#### Instructions for the task:
Only the pictures should be left out; repeat the rest of the data exactly.
Start of Block
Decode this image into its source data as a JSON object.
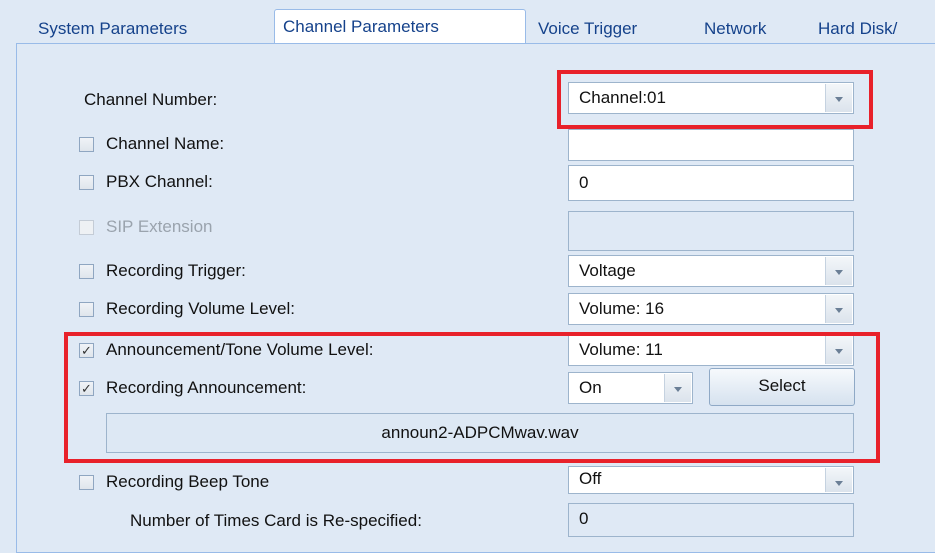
{
  "tabs": [
    {
      "label": "System Parameters"
    },
    {
      "label": "Channel Parameters"
    },
    {
      "label": "Voice Trigger"
    },
    {
      "label": "Network"
    },
    {
      "label": "Hard Disk/"
    }
  ],
  "form": {
    "channel_number": {
      "label": "Channel Number:",
      "value": "Channel:01"
    },
    "channel_name": {
      "label": "Channel Name:",
      "value": "",
      "checked": false
    },
    "pbx_channel": {
      "label": "PBX Channel:",
      "value": "0",
      "checked": false
    },
    "sip_extension": {
      "label": "SIP Extension",
      "value": "",
      "checked": false,
      "disabled": true
    },
    "recording_trigger": {
      "label": "Recording Trigger:",
      "value": "Voltage",
      "checked": false
    },
    "recording_volume": {
      "label": "Recording Volume Level:",
      "value": "Volume: 16",
      "checked": false
    },
    "announcement_volume": {
      "label": "Announcement/Tone Volume Level:",
      "value": "Volume: 11",
      "checked": true
    },
    "recording_announcement": {
      "label": "Recording Announcement:",
      "value": "On",
      "checked": true,
      "select_button": "Select",
      "file": "announ2-ADPCMwav.wav"
    },
    "recording_beep": {
      "label": "Recording Beep Tone",
      "value": "Off",
      "checked": false
    },
    "card_respecified": {
      "label": "Number of Times Card is Re-specified:",
      "value": "0"
    }
  },
  "colors": {
    "highlight": "#e8212a",
    "tab_text": "#15428b",
    "panel_bg": "#dfe9f5"
  }
}
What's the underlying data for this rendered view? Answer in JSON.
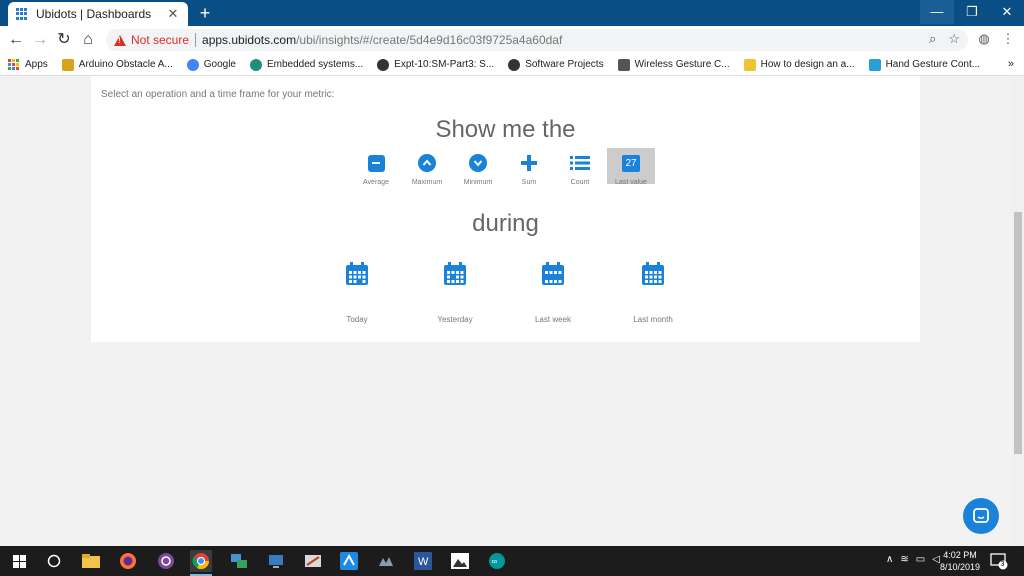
{
  "browser": {
    "tab_title": "Ubidots | Dashboards",
    "tab_close": "✕",
    "new_tab": "+",
    "window_buttons": {
      "minimize": "—",
      "maximize": "❐",
      "close": "✕"
    },
    "url_warning": "Not secure",
    "url_host": "apps.ubidots.com",
    "url_path": "/ubi/insights/#/create/5d4e9d16c03f9725a4a60daf"
  },
  "bookmarks": [
    {
      "label": "Apps",
      "color": "#e94235"
    },
    {
      "label": "Arduino Obstacle A...",
      "color": "#d9a21b"
    },
    {
      "label": "Google",
      "color": "#4285f4"
    },
    {
      "label": "Embedded systems...",
      "color": "#1f8f7a"
    },
    {
      "label": "Expt-10:SM-Part3: S...",
      "color": "#333333"
    },
    {
      "label": "Software Projects",
      "color": "#333333"
    },
    {
      "label": "Wireless Gesture C...",
      "color": "#555555"
    },
    {
      "label": "How to design an a...",
      "color": "#f1c232"
    },
    {
      "label": "Hand Gesture Cont...",
      "color": "#2a9fd6"
    }
  ],
  "bookmarks_more": "»",
  "page": {
    "hint": "Select an operation and a time frame for your metric:",
    "show_heading": "Show me the",
    "during_heading": "during",
    "operations": [
      {
        "label": "Average",
        "icon": "minus-circle-icon"
      },
      {
        "label": "Maximum",
        "icon": "chevron-up-circle-icon"
      },
      {
        "label": "Minimum",
        "icon": "chevron-down-circle-icon"
      },
      {
        "label": "Sum",
        "icon": "plus-icon"
      },
      {
        "label": "Count",
        "icon": "list-icon"
      },
      {
        "label": "Last value",
        "icon": "number-badge-icon",
        "badge": "27",
        "selected": true
      }
    ],
    "timeframes": [
      {
        "label": "Today"
      },
      {
        "label": "Yesterday"
      },
      {
        "label": "Last week"
      },
      {
        "label": "Last month"
      }
    ]
  },
  "taskbar": {
    "time": "4:02 PM",
    "date": "8/10/2019",
    "notification_count": "3"
  },
  "colors": {
    "accent": "#1a82d8",
    "titlebar": "#0a4e86"
  }
}
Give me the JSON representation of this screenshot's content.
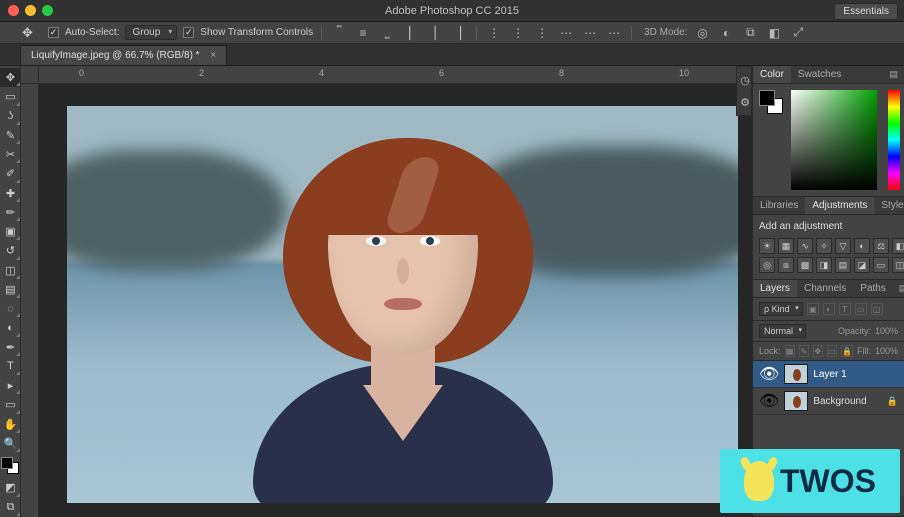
{
  "app": {
    "title": "Adobe Photoshop CC 2015",
    "workspace": "Essentials"
  },
  "options_bar": {
    "auto_select_checked": true,
    "auto_select_label": "Auto-Select:",
    "layer_select_mode": "Group",
    "show_transform_checked": true,
    "show_transform_label": "Show Transform Controls",
    "mode_label": "3D Mode:"
  },
  "document": {
    "tab_label": "LiquifyImage.jpeg @ 66.7% (RGB/8) *"
  },
  "ruler": {
    "marks": [
      "0",
      "2",
      "4",
      "6",
      "8",
      "10"
    ]
  },
  "panels": {
    "color": {
      "tabs": [
        "Color",
        "Swatches"
      ],
      "active": "Color"
    },
    "adjustments": {
      "tabs": [
        "Libraries",
        "Adjustments",
        "Styles"
      ],
      "active": "Adjustments",
      "label": "Add an adjustment"
    },
    "layers": {
      "tabs": [
        "Layers",
        "Channels",
        "Paths"
      ],
      "active": "Layers",
      "filter_mode": "Kind",
      "blend_mode": "Normal",
      "opacity_label": "Opacity:",
      "opacity_value": "100%",
      "lock_label": "Lock:",
      "fill_label": "Fill:",
      "fill_value": "100%",
      "items": [
        {
          "name": "Layer 1",
          "visible": true,
          "selected": true,
          "locked": false
        },
        {
          "name": "Background",
          "visible": true,
          "selected": false,
          "locked": true
        }
      ]
    }
  },
  "watermark": {
    "text": "TWOS"
  }
}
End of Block
#### Response:
Decode this image into its source data as a JSON object.
{
  "tabs": [
    {
      "label": "System Parameters"
    },
    {
      "label": "Channel Parameters"
    },
    {
      "label": "Voice Trigger"
    },
    {
      "label": "Network"
    },
    {
      "label": "Hard Disk/"
    }
  ],
  "form": {
    "channel_number": {
      "label": "Channel Number:",
      "value": "Channel:01"
    },
    "channel_name": {
      "label": "Channel Name:",
      "value": "",
      "checked": false
    },
    "pbx_channel": {
      "label": "PBX Channel:",
      "value": "0",
      "checked": false
    },
    "sip_extension": {
      "label": "SIP Extension",
      "value": "",
      "checked": false,
      "disabled": true
    },
    "recording_trigger": {
      "label": "Recording Trigger:",
      "value": "Voltage",
      "checked": false
    },
    "recording_volume": {
      "label": "Recording Volume Level:",
      "value": "Volume: 16",
      "checked": false
    },
    "announcement_volume": {
      "label": "Announcement/Tone Volume Level:",
      "value": "Volume: 11",
      "checked": true
    },
    "recording_announcement": {
      "label": "Recording Announcement:",
      "value": "On",
      "checked": true,
      "select_button": "Select",
      "file": "announ2-ADPCMwav.wav"
    },
    "recording_beep": {
      "label": "Recording Beep Tone",
      "value": "Off",
      "checked": false
    },
    "card_respecified": {
      "label": "Number of Times Card is Re-specified:",
      "value": "0"
    }
  },
  "colors": {
    "highlight": "#e8212a",
    "tab_text": "#15428b",
    "panel_bg": "#dfe9f5"
  }
}
What's the underlying data for this rendered view? Answer in JSON.
{
  "browser": {
    "tab_title": "Ubidots | Dashboards",
    "tab_close": "✕",
    "new_tab": "+",
    "window_buttons": {
      "minimize": "—",
      "maximize": "❐",
      "close": "✕"
    },
    "url_warning": "Not secure",
    "url_host": "apps.ubidots.com",
    "url_path": "/ubi/insights/#/create/5d4e9d16c03f9725a4a60daf"
  },
  "bookmarks": [
    {
      "label": "Apps",
      "color": "#e94235"
    },
    {
      "label": "Arduino Obstacle A...",
      "color": "#d9a21b"
    },
    {
      "label": "Google",
      "color": "#4285f4"
    },
    {
      "label": "Embedded systems...",
      "color": "#1f8f7a"
    },
    {
      "label": "Expt-10:SM-Part3: S...",
      "color": "#333333"
    },
    {
      "label": "Software Projects",
      "color": "#333333"
    },
    {
      "label": "Wireless Gesture C...",
      "color": "#555555"
    },
    {
      "label": "How to design an a...",
      "color": "#f1c232"
    },
    {
      "label": "Hand Gesture Cont...",
      "color": "#2a9fd6"
    }
  ],
  "bookmarks_more": "»",
  "page": {
    "hint": "Select an operation and a time frame for your metric:",
    "show_heading": "Show me the",
    "during_heading": "during",
    "operations": [
      {
        "label": "Average",
        "icon": "minus-circle-icon"
      },
      {
        "label": "Maximum",
        "icon": "chevron-up-circle-icon"
      },
      {
        "label": "Minimum",
        "icon": "chevron-down-circle-icon"
      },
      {
        "label": "Sum",
        "icon": "plus-icon"
      },
      {
        "label": "Count",
        "icon": "list-icon"
      },
      {
        "label": "Last value",
        "icon": "number-badge-icon",
        "badge": "27",
        "selected": true
      }
    ],
    "timeframes": [
      {
        "label": "Today"
      },
      {
        "label": "Yesterday"
      },
      {
        "label": "Last week"
      },
      {
        "label": "Last month"
      }
    ]
  },
  "taskbar": {
    "time": "4:02 PM",
    "date": "8/10/2019",
    "notification_count": "3"
  },
  "colors": {
    "accent": "#1a82d8",
    "titlebar": "#0a4e86"
  }
}
Give me the JSON representation of this screenshot's content.
{
  "app": {
    "title": "Adobe Photoshop CC 2015",
    "workspace": "Essentials"
  },
  "options_bar": {
    "auto_select_checked": true,
    "auto_select_label": "Auto-Select:",
    "layer_select_mode": "Group",
    "show_transform_checked": true,
    "show_transform_label": "Show Transform Controls",
    "mode_label": "3D Mode:"
  },
  "document": {
    "tab_label": "LiquifyImage.jpeg @ 66.7% (RGB/8) *"
  },
  "ruler": {
    "marks": [
      "0",
      "2",
      "4",
      "6",
      "8",
      "10"
    ]
  },
  "panels": {
    "color": {
      "tabs": [
        "Color",
        "Swatches"
      ],
      "active": "Color"
    },
    "adjustments": {
      "tabs": [
        "Libraries",
        "Adjustments",
        "Styles"
      ],
      "active": "Adjustments",
      "label": "Add an adjustment"
    },
    "layers": {
      "tabs": [
        "Layers",
        "Channels",
        "Paths"
      ],
      "active": "Layers",
      "filter_mode": "Kind",
      "blend_mode": "Normal",
      "opacity_label": "Opacity:",
      "opacity_value": "100%",
      "lock_label": "Lock:",
      "fill_label": "Fill:",
      "fill_value": "100%",
      "items": [
        {
          "name": "Layer 1",
          "visible": true,
          "selected": true,
          "locked": false
        },
        {
          "name": "Background",
          "visible": true,
          "selected": false,
          "locked": true
        }
      ]
    }
  },
  "watermark": {
    "text": "TWOS"
  }
}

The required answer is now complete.